▶ [WHAT NEEDS TO BE DONE] Look through the records that follow. Copy every line containing the word "JSON".

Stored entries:
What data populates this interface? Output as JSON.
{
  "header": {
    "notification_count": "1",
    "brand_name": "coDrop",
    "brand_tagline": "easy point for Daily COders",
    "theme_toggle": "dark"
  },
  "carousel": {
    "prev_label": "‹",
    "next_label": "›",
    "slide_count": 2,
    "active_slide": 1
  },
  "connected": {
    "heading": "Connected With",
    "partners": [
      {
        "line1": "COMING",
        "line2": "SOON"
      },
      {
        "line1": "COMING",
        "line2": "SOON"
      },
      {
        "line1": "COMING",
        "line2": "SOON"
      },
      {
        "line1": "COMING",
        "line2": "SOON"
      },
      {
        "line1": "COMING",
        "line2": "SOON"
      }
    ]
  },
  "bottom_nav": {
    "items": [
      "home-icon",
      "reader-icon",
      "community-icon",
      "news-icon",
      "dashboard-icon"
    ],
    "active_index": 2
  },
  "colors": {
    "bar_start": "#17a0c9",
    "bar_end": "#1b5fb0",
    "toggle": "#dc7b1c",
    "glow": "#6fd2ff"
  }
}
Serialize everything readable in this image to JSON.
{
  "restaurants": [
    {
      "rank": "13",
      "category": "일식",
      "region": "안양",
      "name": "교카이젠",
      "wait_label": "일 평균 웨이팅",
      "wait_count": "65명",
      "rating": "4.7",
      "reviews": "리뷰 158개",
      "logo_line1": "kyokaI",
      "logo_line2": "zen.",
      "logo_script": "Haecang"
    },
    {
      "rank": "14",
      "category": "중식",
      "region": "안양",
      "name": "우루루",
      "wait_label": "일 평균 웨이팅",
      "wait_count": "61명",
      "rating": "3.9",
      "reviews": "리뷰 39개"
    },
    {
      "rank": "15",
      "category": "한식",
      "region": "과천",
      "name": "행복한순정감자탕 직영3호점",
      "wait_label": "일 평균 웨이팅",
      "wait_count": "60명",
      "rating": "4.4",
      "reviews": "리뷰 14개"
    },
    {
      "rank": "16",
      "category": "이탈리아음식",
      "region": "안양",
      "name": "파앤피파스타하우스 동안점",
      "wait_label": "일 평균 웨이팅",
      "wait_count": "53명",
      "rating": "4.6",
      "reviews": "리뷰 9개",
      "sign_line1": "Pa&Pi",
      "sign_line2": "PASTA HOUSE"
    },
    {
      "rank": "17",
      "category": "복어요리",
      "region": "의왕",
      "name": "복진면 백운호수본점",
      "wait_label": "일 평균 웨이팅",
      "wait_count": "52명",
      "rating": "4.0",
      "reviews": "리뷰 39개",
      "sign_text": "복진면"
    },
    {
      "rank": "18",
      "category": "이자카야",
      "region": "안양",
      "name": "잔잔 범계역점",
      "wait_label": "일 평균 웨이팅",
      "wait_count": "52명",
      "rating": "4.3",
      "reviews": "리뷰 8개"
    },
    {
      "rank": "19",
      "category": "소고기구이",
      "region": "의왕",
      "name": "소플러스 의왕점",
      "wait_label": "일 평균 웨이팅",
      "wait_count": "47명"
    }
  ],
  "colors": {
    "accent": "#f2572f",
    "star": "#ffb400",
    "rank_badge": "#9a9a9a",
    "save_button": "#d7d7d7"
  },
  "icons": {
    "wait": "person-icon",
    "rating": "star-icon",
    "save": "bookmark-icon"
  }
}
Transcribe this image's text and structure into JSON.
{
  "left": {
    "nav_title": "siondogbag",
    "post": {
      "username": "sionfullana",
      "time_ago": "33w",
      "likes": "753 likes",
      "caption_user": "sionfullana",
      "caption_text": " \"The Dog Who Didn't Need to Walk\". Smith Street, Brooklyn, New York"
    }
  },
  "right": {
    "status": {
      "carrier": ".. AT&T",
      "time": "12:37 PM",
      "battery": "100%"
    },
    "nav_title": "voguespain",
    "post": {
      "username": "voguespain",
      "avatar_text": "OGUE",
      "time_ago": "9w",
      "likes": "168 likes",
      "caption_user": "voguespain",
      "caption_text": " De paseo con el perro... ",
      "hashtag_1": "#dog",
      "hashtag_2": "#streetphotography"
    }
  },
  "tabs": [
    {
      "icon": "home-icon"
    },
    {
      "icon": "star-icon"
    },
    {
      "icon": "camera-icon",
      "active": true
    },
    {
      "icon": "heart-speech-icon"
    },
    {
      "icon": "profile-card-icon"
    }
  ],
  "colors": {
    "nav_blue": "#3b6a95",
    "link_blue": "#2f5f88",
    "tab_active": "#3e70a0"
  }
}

▶ [ANSWER TO THIS TASK]
What data populates this interface? Output as JSON.
Serialize everything readable in this image to JSON.
Transcribe this image's text and structure into JSON.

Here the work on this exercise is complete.